The last bad contract to be mentioned is the deal that sent Toronto Blue Jays player Vernon Wells to the Angels in exchange for Mike Napoli and Juan Rivera. Wells was in the middle of a seven-year deal for $126 million. He still had four years left on the deal and he was in his thirties.
While Wales proved in Toronto that he was a solid player on the production hits, his tenure with the Angels was rather uneventful. He only played there for two seasons, and while he was productive in his first season, his hitting average and base percentage dropped dramatically. Two years later, the Angels exchanged Wales for the Yankees.
Under Moreno, the Angels did some things right. In 2009, they were smart enough to recruit quarterback Mike Trout who was one of the best players since the junior season in 2011. They also signed the Swiss Army Knife pitcher and hit Shohei Ohtani again in 2018.
The problem is that the Angels currently have two of the top ten players in baseball, but they haven’t been able to put enough talent around them to win or make the playoffs. Moreno hired bad CEOs, who went on to hire worse ones.
The owners’ fans deserve better and worse as under Moreno it’s not as if they had a much better history before he took over. The Angels have been around since 1961, and have only made the playoffs ten times in their history.

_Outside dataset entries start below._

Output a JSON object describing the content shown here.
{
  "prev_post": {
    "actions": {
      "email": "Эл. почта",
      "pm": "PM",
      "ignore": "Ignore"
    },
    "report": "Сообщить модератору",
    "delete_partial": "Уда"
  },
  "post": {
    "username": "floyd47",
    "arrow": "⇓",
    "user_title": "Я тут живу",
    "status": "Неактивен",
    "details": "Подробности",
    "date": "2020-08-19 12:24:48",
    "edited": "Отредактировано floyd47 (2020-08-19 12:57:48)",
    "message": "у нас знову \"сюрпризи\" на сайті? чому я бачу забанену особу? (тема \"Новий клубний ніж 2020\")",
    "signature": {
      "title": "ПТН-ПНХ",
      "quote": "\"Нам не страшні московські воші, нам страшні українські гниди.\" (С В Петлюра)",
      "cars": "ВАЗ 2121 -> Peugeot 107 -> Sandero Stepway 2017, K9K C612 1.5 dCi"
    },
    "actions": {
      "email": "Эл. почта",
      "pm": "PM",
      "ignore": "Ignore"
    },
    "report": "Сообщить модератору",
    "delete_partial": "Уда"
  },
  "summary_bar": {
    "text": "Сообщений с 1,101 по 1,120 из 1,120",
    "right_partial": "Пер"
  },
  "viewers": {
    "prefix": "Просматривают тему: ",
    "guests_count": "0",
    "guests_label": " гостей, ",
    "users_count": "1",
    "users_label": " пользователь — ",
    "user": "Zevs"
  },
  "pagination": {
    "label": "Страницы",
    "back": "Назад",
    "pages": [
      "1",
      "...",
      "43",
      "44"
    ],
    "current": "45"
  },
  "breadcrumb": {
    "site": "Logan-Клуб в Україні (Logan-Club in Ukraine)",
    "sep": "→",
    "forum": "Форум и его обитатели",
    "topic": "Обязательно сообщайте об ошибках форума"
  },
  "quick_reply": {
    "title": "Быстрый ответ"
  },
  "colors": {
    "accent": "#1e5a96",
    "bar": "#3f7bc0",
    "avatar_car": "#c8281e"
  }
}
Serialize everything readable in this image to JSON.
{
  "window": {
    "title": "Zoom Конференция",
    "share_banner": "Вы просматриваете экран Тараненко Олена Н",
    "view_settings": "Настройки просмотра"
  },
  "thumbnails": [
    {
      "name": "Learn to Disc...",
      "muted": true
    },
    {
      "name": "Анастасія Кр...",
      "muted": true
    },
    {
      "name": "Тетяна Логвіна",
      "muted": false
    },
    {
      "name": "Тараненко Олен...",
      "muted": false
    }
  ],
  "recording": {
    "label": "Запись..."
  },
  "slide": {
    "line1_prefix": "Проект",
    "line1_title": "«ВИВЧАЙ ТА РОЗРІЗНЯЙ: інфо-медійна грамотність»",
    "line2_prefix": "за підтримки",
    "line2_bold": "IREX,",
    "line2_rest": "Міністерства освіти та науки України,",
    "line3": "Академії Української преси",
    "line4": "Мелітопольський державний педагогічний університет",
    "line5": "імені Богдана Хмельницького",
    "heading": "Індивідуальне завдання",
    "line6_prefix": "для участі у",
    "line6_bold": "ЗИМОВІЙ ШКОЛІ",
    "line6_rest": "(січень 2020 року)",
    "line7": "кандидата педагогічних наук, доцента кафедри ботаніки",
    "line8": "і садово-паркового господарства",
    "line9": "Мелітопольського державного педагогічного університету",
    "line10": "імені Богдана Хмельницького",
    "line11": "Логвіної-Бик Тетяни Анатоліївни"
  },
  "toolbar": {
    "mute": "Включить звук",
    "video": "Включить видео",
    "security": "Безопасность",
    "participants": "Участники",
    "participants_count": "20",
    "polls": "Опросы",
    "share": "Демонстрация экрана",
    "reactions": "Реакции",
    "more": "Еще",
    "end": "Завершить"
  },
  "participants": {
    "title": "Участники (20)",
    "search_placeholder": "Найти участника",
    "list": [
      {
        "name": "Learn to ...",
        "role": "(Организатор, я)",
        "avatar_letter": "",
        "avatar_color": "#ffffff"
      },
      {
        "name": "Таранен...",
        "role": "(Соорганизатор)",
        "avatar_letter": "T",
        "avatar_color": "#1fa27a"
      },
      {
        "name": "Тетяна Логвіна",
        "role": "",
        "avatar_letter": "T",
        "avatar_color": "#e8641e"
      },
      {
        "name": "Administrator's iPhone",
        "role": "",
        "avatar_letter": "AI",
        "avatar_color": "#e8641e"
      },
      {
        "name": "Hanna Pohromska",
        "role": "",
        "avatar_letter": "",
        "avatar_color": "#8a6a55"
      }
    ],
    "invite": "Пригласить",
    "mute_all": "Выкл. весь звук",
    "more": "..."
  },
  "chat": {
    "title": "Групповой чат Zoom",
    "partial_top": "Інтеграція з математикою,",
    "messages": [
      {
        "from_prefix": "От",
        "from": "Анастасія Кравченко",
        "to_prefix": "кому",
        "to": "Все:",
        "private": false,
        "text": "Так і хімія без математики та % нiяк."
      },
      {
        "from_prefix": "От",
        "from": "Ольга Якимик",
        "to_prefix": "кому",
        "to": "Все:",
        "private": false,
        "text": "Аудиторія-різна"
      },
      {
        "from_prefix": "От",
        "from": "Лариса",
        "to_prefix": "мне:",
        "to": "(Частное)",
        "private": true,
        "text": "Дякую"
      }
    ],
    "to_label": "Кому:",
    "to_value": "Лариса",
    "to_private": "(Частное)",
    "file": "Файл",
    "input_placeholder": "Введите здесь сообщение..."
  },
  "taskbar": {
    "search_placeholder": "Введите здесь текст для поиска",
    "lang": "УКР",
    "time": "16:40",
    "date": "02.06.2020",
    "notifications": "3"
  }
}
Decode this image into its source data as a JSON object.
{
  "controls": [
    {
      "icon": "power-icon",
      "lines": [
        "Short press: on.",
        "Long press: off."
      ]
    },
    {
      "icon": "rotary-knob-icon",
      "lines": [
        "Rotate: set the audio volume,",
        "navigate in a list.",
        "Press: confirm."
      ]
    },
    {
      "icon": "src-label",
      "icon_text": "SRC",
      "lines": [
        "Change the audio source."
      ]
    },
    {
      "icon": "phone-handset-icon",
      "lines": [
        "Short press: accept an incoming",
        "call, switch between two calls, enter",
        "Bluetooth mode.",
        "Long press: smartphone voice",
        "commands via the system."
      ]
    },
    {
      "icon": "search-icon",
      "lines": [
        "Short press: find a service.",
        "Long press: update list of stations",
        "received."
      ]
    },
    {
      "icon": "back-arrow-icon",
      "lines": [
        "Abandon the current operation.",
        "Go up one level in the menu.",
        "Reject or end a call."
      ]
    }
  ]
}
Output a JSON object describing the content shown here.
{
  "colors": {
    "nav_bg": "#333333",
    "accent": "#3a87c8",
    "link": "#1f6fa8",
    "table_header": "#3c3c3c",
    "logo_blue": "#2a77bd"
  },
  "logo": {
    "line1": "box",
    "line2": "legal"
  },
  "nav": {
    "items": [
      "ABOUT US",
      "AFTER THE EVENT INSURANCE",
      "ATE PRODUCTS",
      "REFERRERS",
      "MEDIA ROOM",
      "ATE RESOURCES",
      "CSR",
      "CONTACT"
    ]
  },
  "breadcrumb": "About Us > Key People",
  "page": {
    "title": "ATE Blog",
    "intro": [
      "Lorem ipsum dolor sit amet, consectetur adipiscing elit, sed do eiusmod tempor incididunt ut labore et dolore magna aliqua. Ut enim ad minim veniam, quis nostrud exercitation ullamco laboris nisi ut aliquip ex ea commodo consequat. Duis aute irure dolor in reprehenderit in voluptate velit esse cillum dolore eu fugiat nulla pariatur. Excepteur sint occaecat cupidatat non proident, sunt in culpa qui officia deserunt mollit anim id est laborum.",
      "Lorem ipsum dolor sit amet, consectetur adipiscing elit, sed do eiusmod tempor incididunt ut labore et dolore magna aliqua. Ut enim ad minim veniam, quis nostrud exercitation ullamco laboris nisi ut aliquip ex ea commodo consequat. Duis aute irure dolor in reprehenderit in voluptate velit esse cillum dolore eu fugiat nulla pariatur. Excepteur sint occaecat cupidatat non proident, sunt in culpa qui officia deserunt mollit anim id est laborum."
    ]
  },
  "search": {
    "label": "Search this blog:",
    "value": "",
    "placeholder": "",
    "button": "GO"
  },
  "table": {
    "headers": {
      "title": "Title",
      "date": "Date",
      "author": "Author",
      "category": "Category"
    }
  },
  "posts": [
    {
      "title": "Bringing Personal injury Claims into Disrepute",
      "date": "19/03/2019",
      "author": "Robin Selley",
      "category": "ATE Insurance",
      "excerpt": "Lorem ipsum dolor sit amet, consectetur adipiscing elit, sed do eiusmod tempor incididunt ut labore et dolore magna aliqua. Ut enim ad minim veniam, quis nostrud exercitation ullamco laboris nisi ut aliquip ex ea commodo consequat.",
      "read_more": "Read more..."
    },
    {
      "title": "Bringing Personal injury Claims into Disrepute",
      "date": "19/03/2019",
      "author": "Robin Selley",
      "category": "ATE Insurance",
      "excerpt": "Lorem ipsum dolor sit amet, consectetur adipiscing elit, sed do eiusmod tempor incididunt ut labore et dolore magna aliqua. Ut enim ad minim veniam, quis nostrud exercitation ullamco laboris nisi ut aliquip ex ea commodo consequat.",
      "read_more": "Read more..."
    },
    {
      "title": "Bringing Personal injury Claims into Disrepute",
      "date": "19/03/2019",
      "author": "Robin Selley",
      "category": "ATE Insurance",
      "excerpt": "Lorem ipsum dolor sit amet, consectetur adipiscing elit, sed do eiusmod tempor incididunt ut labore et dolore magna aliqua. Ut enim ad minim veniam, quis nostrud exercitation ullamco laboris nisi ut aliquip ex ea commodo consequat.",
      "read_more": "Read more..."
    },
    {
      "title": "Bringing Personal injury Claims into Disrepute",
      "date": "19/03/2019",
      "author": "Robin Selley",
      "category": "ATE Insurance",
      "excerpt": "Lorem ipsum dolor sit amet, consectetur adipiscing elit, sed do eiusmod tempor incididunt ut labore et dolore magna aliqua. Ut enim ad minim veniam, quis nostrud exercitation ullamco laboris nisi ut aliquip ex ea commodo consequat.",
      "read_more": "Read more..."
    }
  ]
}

That’s an alarmingly bad rate, to say the least, which is why fans of the team should feel some optimism knowing the owner is exploring selling the team because they’ve been in need of new leadership for so long.
In 2019, Trout signed a massive 12-year deal for $426 million, the sport’s richest contract at the time, and it’s hard to argue that it wasn’t worth it. This means that Trout is not going anywhere and wants to win with the team that drafted him, and his loyalty is undeniable.
What’s also true is that Trout hasn’t gotten any younger, and while he’s still one of the major players in baseball, he’s had injuries in the last two seasons that have kept him off the field.
It would be a shame if someone like Trout could go on for the rest of his career without ever again playing in the World Championships, let alone the post-season in general.
Whoever becomes the new owner of Angels needs to make winning a top priority, hiring the right people, and not spending big money on players who are past their prime. They also have to do things differently than Moreno who steered this ship back to Earth.